After the win, the convicts returned to the state prison, surrendered their equipment and returned to their cells. They would never play again.
Bottom Of The 9th
Governor Carey penned a letter to Warden Alston in September expressing his concerns about the prison baseball team. The governor was worried about the potential impression of wrongdoing concerning the play-to-pay scheme of shortening sentences, as well as rumors that gambling was also taking place on the games.
Warden Alston gathered the team later than month and told them it was over. The short-lived experiment was discontinued in favor of a penitentiary-wide education program.
The season ended, the team dissolved, Seng anxiously awaited word on his final stay and appeal. It was denied. In early April, he learned his new date with the hangman was to be May 24, 1912.

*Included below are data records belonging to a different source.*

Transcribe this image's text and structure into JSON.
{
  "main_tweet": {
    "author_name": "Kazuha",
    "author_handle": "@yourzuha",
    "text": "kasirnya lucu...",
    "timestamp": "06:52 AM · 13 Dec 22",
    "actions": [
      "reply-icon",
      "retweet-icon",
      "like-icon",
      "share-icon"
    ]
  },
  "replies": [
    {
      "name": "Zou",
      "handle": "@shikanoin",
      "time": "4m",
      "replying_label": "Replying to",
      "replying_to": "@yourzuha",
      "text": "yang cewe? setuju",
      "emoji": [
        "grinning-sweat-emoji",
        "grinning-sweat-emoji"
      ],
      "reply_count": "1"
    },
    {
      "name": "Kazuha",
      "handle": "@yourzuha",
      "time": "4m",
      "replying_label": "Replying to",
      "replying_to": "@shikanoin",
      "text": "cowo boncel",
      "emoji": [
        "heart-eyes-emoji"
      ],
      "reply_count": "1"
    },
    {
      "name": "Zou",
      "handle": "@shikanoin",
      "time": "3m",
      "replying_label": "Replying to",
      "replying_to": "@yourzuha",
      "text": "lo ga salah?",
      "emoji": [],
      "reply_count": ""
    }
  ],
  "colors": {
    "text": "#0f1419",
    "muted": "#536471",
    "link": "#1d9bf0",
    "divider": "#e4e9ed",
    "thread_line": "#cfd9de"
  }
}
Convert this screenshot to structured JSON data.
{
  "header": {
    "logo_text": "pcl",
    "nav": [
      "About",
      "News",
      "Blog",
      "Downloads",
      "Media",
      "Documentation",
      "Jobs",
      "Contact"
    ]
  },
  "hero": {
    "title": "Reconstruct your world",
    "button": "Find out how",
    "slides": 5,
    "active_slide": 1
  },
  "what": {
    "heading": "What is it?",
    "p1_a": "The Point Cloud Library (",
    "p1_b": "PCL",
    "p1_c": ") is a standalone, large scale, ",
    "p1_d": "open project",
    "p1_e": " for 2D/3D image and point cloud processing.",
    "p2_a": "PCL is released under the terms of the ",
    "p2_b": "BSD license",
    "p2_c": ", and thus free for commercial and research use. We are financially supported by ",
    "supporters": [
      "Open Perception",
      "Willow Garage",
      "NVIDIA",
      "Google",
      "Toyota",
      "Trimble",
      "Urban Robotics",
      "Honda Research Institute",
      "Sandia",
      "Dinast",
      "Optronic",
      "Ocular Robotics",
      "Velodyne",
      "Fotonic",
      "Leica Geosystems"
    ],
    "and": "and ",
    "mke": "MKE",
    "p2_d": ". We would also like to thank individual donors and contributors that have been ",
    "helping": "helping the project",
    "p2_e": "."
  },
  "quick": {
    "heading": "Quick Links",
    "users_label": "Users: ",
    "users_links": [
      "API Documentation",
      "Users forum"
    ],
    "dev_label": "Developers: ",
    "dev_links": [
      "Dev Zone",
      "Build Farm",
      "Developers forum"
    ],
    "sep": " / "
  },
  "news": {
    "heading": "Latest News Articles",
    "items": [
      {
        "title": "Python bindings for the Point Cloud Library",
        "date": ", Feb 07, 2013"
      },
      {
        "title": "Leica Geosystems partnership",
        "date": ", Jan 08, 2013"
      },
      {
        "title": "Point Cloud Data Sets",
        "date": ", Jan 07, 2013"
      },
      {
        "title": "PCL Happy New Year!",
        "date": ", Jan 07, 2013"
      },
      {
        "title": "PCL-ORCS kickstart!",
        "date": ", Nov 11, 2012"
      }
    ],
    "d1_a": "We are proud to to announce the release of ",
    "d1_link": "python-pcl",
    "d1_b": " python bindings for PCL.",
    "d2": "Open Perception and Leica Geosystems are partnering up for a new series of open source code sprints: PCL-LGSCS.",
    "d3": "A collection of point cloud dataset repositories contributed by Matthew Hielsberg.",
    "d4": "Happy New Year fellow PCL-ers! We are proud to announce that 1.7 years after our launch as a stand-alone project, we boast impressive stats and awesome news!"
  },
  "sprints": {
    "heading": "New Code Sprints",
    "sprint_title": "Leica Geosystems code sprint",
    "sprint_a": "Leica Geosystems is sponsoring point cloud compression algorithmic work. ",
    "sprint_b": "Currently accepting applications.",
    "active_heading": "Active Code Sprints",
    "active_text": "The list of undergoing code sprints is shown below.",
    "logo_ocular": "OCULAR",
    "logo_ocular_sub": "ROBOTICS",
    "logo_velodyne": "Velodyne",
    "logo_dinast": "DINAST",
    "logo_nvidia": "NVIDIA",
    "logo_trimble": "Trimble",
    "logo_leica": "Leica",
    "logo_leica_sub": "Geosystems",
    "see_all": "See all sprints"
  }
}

Right up until the day of his execution, Seng held out hope that the governor might commute his sentence to life in prison. Dozens of letters were penned on his behalf. During his tenure as governor, Carey pardoned 63 people and commuted the sentences of 96.
But it was not to be for Seng.
The same gallows used to hang famed Wyoming bounty hunter Tom Horn at the Laramie County jail eight years prior was dismantled and brought to the Wyoming State Penitentiary. The Julian Gallows, as it was known, was named for its inventor James P. Julian. It operated by the use of a water pail which, when drained sufficiently, sprung a trap door, thus circumventing the need for an actual hangman.
At 2:45 a.m. on his scheduled execution day, Seng was fitted with a black hood. He stepped on the trap door, pulling the cork on the water bucket. Not a minute later, Seng “fell five feet and was jerked into eternity at the end of a rope,” according to the Carbon County Journal. His neck was not broken. He slowly strangled. Seng was pronounced dead at 2:54 a.m. by three attending doctors.
Seng’s body was turned over to county undertaker H. Rasmussen. The Journal reported Rasmussen promised to ship Seng’s body back to Pennsylvania for burial in his hometown, but that may not have happened.
A headstone can be found at the old “Frontier Prison” in Rawlins bearing Seng’s details. Another burial site in Allentown’s Sacred Heart of Jesus Catholic Cemetery also displays Seng’s name on a headstone, but the date of death is incorrect.
Seng was the first person hanged at Wyoming State Penitentiary. Eight more would follow until the gallows were replaced by the gas chamber in 1936. In all, 14 men were executed at the state pen. Another 250 died of natural causes, suicide, or were victims of inmate violence until the lockup closed down in 1981.